An important part of being a good citizen is being civically involved. Parents can help positively impact our divisive world by encouraging children to become civically engaged. How do you teach children civic responsibility?  There are a lot of ways, and you can never start too young. As a child, I remember vividly the impacts of 9/11 on my community. Even as a 6-year-old, I felt a deep sense of sadness during the events, but also an increased feeling that I needed to help those around me. This experience instilled in me a desire to be civically engaged and to be aware of what’s going on in the community.

Kids are extremely sensitive to things going on in the world and often have a genuine desire to help those around them. When major world events do happen, talking through what happened with your kids can help them cope. Another way for kids to process world events is to encourage them to journal on the “My Diary” app on their Troomi phone. But keep in mind you don’t need a major national disaster to happen to instill a desire to be civically responsible in your children. 

Civic responsibilities for kids may not seem like a lot, but teaching your kids to participate in simple civic duties will help them to become more prepared and informed citizens. Learning about democracy and how our government was formed is a great way to help your kids understand the sacrifices that were made in order for us to enjoy our freedoms.

Here’s a list of civic activities that can help your child be civically engaged. 


Volunteering in your community is a great way to show your child the impact one person can make in a community. Community service ideas for middle schoolers could include holding a food drive for a local food pantry, cleaning up a park, helping at a local animal shelter, or helping at a local library. 

These simple activities can help students of all ages learn more about the importance of being civically involved. Volunteering is also a great way to teach kids humility. When children are able to internalize humility, they become better leaders and more compassionate citizens. 

Participate in Elections

Have you wondered which action is the best example of a civic duty? It’s the example you set! As a parent, your participation in civic duties and activities will show your kids why it’s an important thing. One example you can set is by being an informed and active participant in elections. 

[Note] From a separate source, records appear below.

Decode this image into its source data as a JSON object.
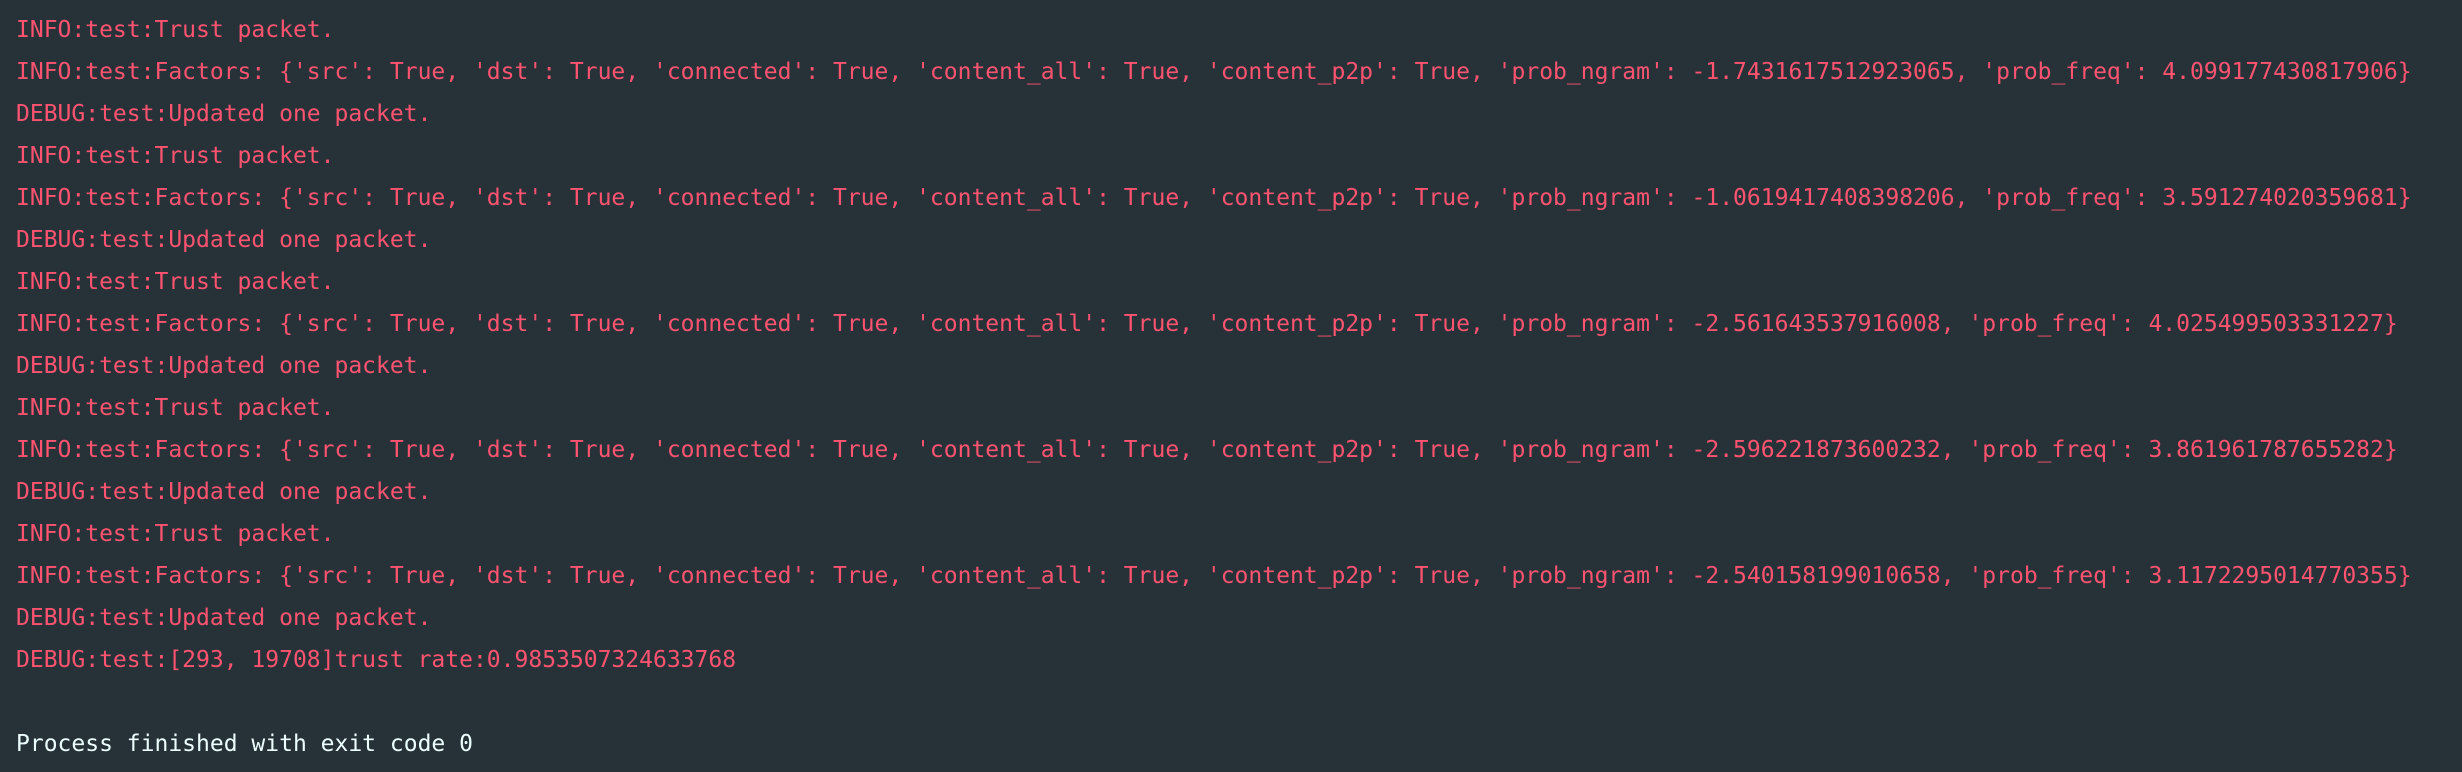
{
  "console": {
    "log_color": "#ff5370",
    "process_color": "#eeffff",
    "background": "#263238",
    "lines": [
      "INFO:test:Trust packet.",
      "INFO:test:Factors: {'src': True, 'dst': True, 'connected': True, 'content_all': True, 'content_p2p': True, 'prob_ngram': -1.7431617512923065, 'prob_freq': 4.099177430817906}",
      "DEBUG:test:Updated one packet.",
      "INFO:test:Trust packet.",
      "INFO:test:Factors: {'src': True, 'dst': True, 'connected': True, 'content_all': True, 'content_p2p': True, 'prob_ngram': -1.0619417408398206, 'prob_freq': 3.591274020359681}",
      "DEBUG:test:Updated one packet.",
      "INFO:test:Trust packet.",
      "INFO:test:Factors: {'src': True, 'dst': True, 'connected': True, 'content_all': True, 'content_p2p': True, 'prob_ngram': -2.561643537916008, 'prob_freq': 4.025499503331227}",
      "DEBUG:test:Updated one packet.",
      "INFO:test:Trust packet.",
      "INFO:test:Factors: {'src': True, 'dst': True, 'connected': True, 'content_all': True, 'content_p2p': True, 'prob_ngram': -2.596221873600232, 'prob_freq': 3.861961787655282}",
      "DEBUG:test:Updated one packet.",
      "INFO:test:Trust packet.",
      "INFO:test:Factors: {'src': True, 'dst': True, 'connected': True, 'content_all': True, 'content_p2p': True, 'prob_ngram': -2.540158199010658, 'prob_freq': 3.1172295014770355}",
      "DEBUG:test:Updated one packet.",
      "DEBUG:test:[293, 19708]trust rate:0.9853507324633768"
    ],
    "process_message": "Process finished with exit code 0"
  }
}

Take your kids with you to vote, take them to campaign rallies, and talk to them about the issues on the ballot. Depending on your kids’ age, determine what ballot topics may be of interest to them. If someone is running for your local school board, talk to your child about how that person’s role could impact them. 

You can also encourage your children to participate in elections by running for office at their schools. This is a way for them to see firsthand what it’s like to be a leader and to experience the election process. 

Talk about World Events

Being an informed citizen is being a responsible citizen. Not all news stories may be appropriate for children but helping them stay informed to world events will help them be more prepared to be civically engaged. Even as a six-year-old, I needed my parents to help me understand what was happening during 9/11 and what I could do to help those around me. 
Always take the time to listen and talk through questions your children may have about world events. Your children’s teachers are a great resource to help talk through things happening in the world. When working with your child’s teacher, or teaching your child yourself, ask them if they have an answer to the question, “Is teaching a civic duty?” This is a great way to start conversations about civic responsibilities and to see how many jobs in the world can play a major role in helping a community.